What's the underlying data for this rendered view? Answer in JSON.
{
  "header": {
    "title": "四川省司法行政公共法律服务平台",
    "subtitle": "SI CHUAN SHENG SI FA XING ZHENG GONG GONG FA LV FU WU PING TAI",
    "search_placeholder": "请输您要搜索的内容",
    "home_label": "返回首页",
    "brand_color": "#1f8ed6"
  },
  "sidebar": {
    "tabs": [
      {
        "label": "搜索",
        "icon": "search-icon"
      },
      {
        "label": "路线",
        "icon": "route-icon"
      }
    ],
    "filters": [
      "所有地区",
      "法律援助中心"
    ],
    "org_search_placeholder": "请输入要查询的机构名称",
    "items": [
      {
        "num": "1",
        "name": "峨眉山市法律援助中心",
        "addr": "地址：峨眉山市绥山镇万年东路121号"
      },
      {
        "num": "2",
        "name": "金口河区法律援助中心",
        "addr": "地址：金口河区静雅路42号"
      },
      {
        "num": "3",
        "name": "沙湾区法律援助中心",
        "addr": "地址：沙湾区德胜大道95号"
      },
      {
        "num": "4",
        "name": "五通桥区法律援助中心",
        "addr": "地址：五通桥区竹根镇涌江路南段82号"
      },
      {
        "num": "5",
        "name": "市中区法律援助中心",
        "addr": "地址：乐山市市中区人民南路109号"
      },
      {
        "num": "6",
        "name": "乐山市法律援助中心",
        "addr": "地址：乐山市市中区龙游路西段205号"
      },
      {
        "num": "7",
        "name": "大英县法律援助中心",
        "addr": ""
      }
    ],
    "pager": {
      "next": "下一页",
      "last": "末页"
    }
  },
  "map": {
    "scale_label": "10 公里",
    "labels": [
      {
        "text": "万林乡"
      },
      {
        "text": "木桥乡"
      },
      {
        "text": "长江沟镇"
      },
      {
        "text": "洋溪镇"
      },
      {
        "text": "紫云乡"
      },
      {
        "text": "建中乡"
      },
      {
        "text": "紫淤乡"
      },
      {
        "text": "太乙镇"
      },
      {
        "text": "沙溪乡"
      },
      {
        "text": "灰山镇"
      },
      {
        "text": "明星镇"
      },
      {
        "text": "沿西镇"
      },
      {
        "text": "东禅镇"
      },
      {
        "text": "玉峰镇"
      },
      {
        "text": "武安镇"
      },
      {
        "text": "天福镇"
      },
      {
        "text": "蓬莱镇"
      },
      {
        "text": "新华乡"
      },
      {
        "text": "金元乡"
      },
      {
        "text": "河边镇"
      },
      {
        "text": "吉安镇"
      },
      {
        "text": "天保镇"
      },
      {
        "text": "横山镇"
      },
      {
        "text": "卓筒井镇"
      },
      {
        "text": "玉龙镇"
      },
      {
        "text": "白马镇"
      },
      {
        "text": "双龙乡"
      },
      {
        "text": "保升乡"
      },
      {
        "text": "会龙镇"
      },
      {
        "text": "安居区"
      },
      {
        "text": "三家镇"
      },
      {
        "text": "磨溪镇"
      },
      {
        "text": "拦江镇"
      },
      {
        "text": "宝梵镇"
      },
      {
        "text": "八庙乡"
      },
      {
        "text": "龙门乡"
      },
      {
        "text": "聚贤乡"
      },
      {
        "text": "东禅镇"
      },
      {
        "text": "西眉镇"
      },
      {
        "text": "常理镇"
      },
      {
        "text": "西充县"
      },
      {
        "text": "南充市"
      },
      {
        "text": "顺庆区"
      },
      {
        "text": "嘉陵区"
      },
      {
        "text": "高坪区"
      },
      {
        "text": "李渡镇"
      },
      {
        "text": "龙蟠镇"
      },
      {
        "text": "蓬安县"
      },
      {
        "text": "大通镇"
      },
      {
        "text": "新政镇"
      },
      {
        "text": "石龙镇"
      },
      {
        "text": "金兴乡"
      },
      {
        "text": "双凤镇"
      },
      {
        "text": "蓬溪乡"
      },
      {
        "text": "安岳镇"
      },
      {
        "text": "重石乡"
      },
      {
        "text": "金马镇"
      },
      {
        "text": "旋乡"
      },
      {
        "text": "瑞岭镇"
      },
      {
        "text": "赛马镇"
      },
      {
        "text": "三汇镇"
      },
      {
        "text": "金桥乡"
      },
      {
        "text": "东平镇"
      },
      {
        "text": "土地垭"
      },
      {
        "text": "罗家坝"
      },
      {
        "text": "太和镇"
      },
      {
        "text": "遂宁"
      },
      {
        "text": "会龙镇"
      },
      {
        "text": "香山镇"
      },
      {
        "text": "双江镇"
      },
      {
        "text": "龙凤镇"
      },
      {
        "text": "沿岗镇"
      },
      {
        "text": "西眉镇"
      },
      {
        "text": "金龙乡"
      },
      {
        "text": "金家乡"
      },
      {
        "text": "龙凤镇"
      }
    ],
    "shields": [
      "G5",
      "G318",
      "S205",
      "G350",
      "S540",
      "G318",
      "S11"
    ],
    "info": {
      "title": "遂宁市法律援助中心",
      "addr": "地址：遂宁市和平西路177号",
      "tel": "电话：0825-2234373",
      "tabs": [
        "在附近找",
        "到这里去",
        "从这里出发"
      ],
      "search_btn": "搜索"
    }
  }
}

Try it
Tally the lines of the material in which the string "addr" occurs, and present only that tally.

Solved exercise
8